Since 2009, there have been a variety of public concerns about the construction, especially in local districts. Heathrow is the second busiest airport in the world by international passenger traffic, and the busiest in Europe; the runway would likely add increased noise and overcrowding, and require the demolition of homes to build.

But the basis for the ruling was environmental, specifically the increased carbon emissions likely to be caused by a potential 700 new planes flying in and out of Heathrow every day. That would prove inconsistent with the goals affirmed by Britain and almost 200 other nations in the Paris Agreement: reaching zero net emissions by 2050, and of keeping global temperatures from rising more than 2 degrees Celsius.

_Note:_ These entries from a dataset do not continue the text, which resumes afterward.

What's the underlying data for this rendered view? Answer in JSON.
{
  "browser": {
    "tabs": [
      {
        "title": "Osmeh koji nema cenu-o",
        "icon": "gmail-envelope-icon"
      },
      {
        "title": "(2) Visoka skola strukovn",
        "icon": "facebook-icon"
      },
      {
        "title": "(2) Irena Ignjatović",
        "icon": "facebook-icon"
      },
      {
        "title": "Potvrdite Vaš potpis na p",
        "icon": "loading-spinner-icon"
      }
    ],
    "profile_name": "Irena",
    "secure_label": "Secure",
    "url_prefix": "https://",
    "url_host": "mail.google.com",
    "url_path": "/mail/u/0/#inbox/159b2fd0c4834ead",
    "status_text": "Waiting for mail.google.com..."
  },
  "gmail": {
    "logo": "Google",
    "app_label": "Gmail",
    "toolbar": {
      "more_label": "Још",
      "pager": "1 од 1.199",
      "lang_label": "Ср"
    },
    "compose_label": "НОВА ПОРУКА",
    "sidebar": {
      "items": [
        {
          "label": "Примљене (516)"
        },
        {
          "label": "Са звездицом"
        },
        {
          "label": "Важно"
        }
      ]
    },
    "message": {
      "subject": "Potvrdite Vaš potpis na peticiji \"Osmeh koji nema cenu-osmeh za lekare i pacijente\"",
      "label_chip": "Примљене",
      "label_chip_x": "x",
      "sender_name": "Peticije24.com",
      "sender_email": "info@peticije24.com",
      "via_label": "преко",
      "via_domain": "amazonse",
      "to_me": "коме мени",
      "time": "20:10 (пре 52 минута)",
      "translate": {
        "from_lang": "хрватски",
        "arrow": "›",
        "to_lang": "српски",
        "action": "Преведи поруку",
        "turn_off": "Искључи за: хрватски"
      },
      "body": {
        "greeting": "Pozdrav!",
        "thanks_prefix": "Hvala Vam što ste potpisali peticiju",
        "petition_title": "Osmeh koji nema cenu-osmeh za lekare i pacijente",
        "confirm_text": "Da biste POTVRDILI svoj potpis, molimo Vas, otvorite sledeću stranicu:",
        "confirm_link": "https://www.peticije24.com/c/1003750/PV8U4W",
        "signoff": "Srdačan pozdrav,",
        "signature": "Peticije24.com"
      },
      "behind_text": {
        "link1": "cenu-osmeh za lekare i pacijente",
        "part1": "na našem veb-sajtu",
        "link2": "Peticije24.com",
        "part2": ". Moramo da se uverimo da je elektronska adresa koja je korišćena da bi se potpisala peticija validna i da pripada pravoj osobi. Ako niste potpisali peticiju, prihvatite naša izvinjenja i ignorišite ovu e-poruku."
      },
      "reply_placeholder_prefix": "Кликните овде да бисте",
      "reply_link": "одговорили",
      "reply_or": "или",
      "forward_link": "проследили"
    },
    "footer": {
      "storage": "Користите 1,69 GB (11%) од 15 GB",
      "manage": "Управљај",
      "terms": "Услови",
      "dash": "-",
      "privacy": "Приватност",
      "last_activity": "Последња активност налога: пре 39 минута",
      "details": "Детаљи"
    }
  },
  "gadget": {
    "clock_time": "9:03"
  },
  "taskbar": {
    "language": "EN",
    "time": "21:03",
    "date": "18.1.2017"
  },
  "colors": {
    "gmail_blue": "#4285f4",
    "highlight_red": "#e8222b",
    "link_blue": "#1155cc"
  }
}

While the judgment stops short of saying new runway construction is totally illegal—rather declaring it “legally fatal in its present form”—the British government said Thursday it wouldn’t appeal the decision and escalate it to the Supreme Court. Prime Minister Boris Johnson personally opposed the project from the get-go when he was London mayor, then saying he’d “lie down in front of the bulldozers” to stop it going ahead. (That’s not the first time Johnson has used a tractor metaphor; he also quite literally bulldozed through a wall to symbolize Brexit breaking through the gridlock.)

London’s current mayor, Sadiq Khan, is also opposed. “Today’s landmark Heathrow judgment is a victory for Londoners,” he said in a statement Thursday. “We face a climate emergency and I’m delighted that the Court of Appeal has recognized that the government cannot ignore its climate change responsibilities.”

While the judgment doesn’t rule out new airport expansion plans, it does prove the potency of the internationally backed Paris Agreement, from which the United States announced its withdrawal in 2017.